It's quite a bit longer - will upload the rest soon.
Wang Ningde’s Influences: My understanding of photography, from my contempt of it.
Guest: Wang Ningde
Moderator: Li Nan
Piece: Photographic Reproductions of The Mona Lisa
When I asked Wang Ningde “What differences do you sense, visually and in meaning, between the original and the reproductions of the image?” the photographer replied slyly: “ You’re analysis is quite adept - the question you’ve asked is the question I’d like to ask. You’d surely answer this question better than I might.” Of course, I wasn’t about to fall for that answer – what I was interested in, really, was the fact that this particular memory of a budding interest in photography is shared by many. I, for example, immediately think of the many beautiful hanging wall calendars I saw as a child, all reproducing famous works of art from the West. Photography is its own form of expression, yet at the same time, can serve merely as the medium for other forms, and in the process of pervasive transmission, the medium of representation becomes a part of the artwork itself.
Within the lively contemporary art scene, re-performance of classic works is a standard. In choosing to revisit such a masterpiece, Wang Ningde’s sensibilities seem “modernized” as well.
WANG NING DE
To be honest, it’s been something like five years since I read up on/studied any image. So, I can only revisit my childhood. Of course, I have to think about how to make this all sound a bit more exciting – I’ll be speaking of a photographer whose name I don’t even know.
I was born in 1972, and it would have been around the early 80s – I wasn’t even old enough to be in school yet. One afternoon, at my grandmother’s house, I found a stack of magazines in the corner by the wall. It probably was the Liaoning Youth
, and on the back cover was a print of the Mona Lisa. The Cultural Revolution hadn’t ended too long ago, and famous art from around the world, particularly Renaissance works, were being printed en masse.

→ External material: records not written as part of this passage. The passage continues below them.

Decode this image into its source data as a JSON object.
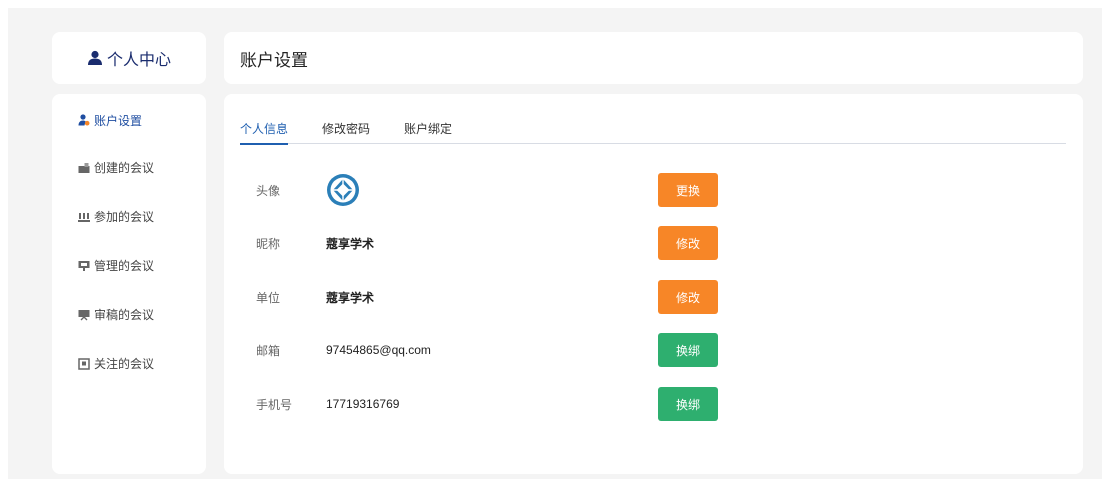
{
  "sidebar": {
    "title": "个人中心",
    "items": [
      {
        "label": "账户设置",
        "icon": "user-settings-icon",
        "active": true
      },
      {
        "label": "创建的会议",
        "icon": "create-meeting-icon",
        "active": false
      },
      {
        "label": "参加的会议",
        "icon": "join-meeting-icon",
        "active": false
      },
      {
        "label": "管理的会议",
        "icon": "manage-meeting-icon",
        "active": false
      },
      {
        "label": "审稿的会议",
        "icon": "review-meeting-icon",
        "active": false
      },
      {
        "label": "关注的会议",
        "icon": "follow-meeting-icon",
        "active": false
      }
    ]
  },
  "header": {
    "title": "账户设置"
  },
  "tabs": [
    {
      "label": "个人信息",
      "active": true
    },
    {
      "label": "修改密码",
      "active": false
    },
    {
      "label": "账户绑定",
      "active": false
    }
  ],
  "profile": {
    "avatar": {
      "label": "头像",
      "button": "更换"
    },
    "nickname": {
      "label": "昵称",
      "value": "蔻享学术",
      "button": "修改"
    },
    "unit": {
      "label": "单位",
      "value": "蔻享学术",
      "button": "修改"
    },
    "email": {
      "label": "邮箱",
      "value": "97454865@qq.com",
      "button": "换绑"
    },
    "phone": {
      "label": "手机号",
      "value": "17719316769",
      "button": "换绑"
    }
  },
  "colors": {
    "accent": "#1f5fb0",
    "primary_dark": "#1a2c6e",
    "orange_button": "#f78627",
    "green_button": "#2eaf6f",
    "background": "#f4f4f4"
  }
}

My feeling is that monumental changes happened earlier in this arena than any other realm of sentiments or attitudes.
It was this reproduction – this “photograph” – that sparked my deep interest in photography, planting the seeds of art in my young soul, moving me to where I am today. (Laughs).